Russians Google ‘How To Leave Russia’ While Waiting For Putin’s Surprise National Address
- Most searches were done by residents of the Khabarovsk region bordering China
- Google searches peaked at 6pm local time
- Russian State Duma introduces concepts of mobilization and wartime
Google searches for “how to leave Russia” reportedly spiked on Tuesday as Russians expected a surprise speech from President Vladimir Putin.
Searches for information leaving Russia peaked around 6 p.m. local time. As reported on Mozhem obiasnit’s Telegram channel, Google Trends data shows that in addition to searches for “how to leave Russia,” searches for Russian military delays also peaked around the same time (we can explain).
The phrase “how to get out of Russia” in Google search indexes peaked on Tuesday. This came against the backdrop of news about an impending mobilization and referendum in the unrecognized republic. According to Google Trends, the peak of requests came at 18 :00 data,” the report reads.
The Telegram channel also noted that most of the searches were carried out by Russians living in the frontline Khabarovsk region in the southeastern part of the country. Khabarovsk is a city bordering China.
The Google search spike came shortly after it was announced that Putin and Russian Federation Defense Minister Sergei Shoigu would deliver national speeches on Tuesday. However, the speech was later rescheduled for Wednesday.
It was not specified what they would discuss in the speech, but the announcement came amid rumors of an imminent mobilization plan and referendum in the occupied Ukrainian territory.
Earlier in the day, the Russian State Duma introduced the concepts of mobilization and wartime in the Criminal Code of the Russian Federation, which was passed on first reading in July.The new concept now strengthens criminal liability for disobedience to military orders, desertion, evasion of duties and damage to military property if “during martial law, wartime or conditions of armed conflict or hostilities” Holographic Magazine report.
In addition to these concepts, the State Duma established criminal responsibility for voluntary surrender and robbery. Russian soldiers who voluntarily surrender to enemy forces face 3 to 10 years in prison.

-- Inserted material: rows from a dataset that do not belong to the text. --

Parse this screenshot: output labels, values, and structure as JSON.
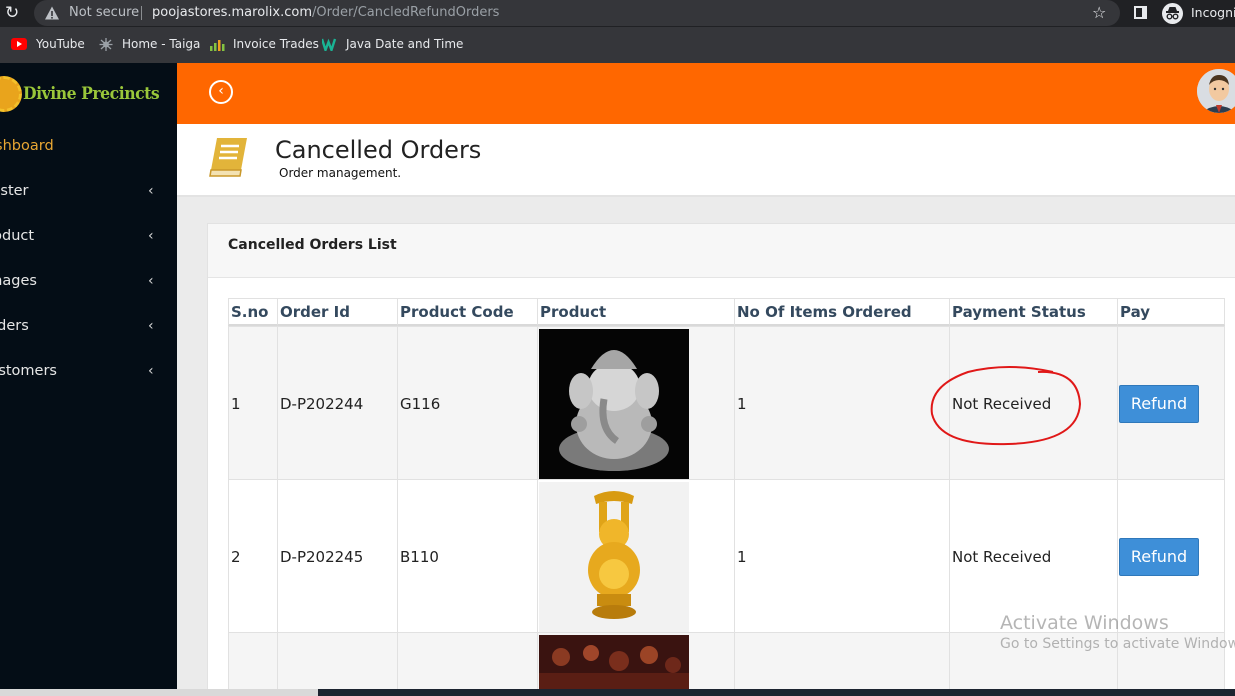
{
  "browser": {
    "security_label": "Not secure",
    "url_host": "poojastores.marolix.com",
    "url_path": "/Order/CancledRefundOrders",
    "incognito_label": "Incognito",
    "bookmarks": [
      {
        "label": "YouTube",
        "icon": "youtube-icon",
        "color": "#ff0000"
      },
      {
        "label": "Home - Taiga",
        "icon": "taiga-icon",
        "color": "#9aa0a6"
      },
      {
        "label": "Invoice Trades",
        "icon": "chart-icon",
        "color": "#83c341"
      },
      {
        "label": "Java Date and Time",
        "icon": "w-icon",
        "color": "#1ab394"
      }
    ]
  },
  "sidebar": {
    "brand": "Divine Precincts",
    "items": [
      {
        "label": "Dashboard",
        "active": true
      },
      {
        "label": "Master"
      },
      {
        "label": "Product"
      },
      {
        "label": "Images"
      },
      {
        "label": "Orders"
      },
      {
        "label": "Customers"
      }
    ]
  },
  "header": {
    "accent": "#ff6700",
    "title": "Cancelled Orders",
    "subtitle": "Order management."
  },
  "card": {
    "title": "Cancelled Orders List"
  },
  "table": {
    "columns": [
      "S.no",
      "Order Id",
      "Product Code",
      "Product",
      "No Of Items Ordered",
      "Payment Status",
      "Pay"
    ],
    "rows": [
      {
        "sno": "1",
        "order_id": "D-P202244",
        "product_code": "G116",
        "product_image": "silver-ganesha-idol",
        "items": "1",
        "payment_status": "Not Received",
        "action": "Refund"
      },
      {
        "sno": "2",
        "order_id": "D-P202245",
        "product_code": "B110",
        "product_image": "golden-laughing-buddha",
        "items": "1",
        "payment_status": "Not Received",
        "action": "Refund"
      },
      {
        "sno": "",
        "order_id": "",
        "product_code": "",
        "product_image": "festival-crowd-image",
        "items": "",
        "payment_status": "",
        "action": ""
      }
    ]
  },
  "watermark": {
    "line1": "Activate Windows",
    "line2": "Go to Settings to activate Windows."
  }
}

Looters can be sentenced to up to 15 years in prison.
The new concept will apply to current Russian military personnel, reservists, contract soldiers and conscripts.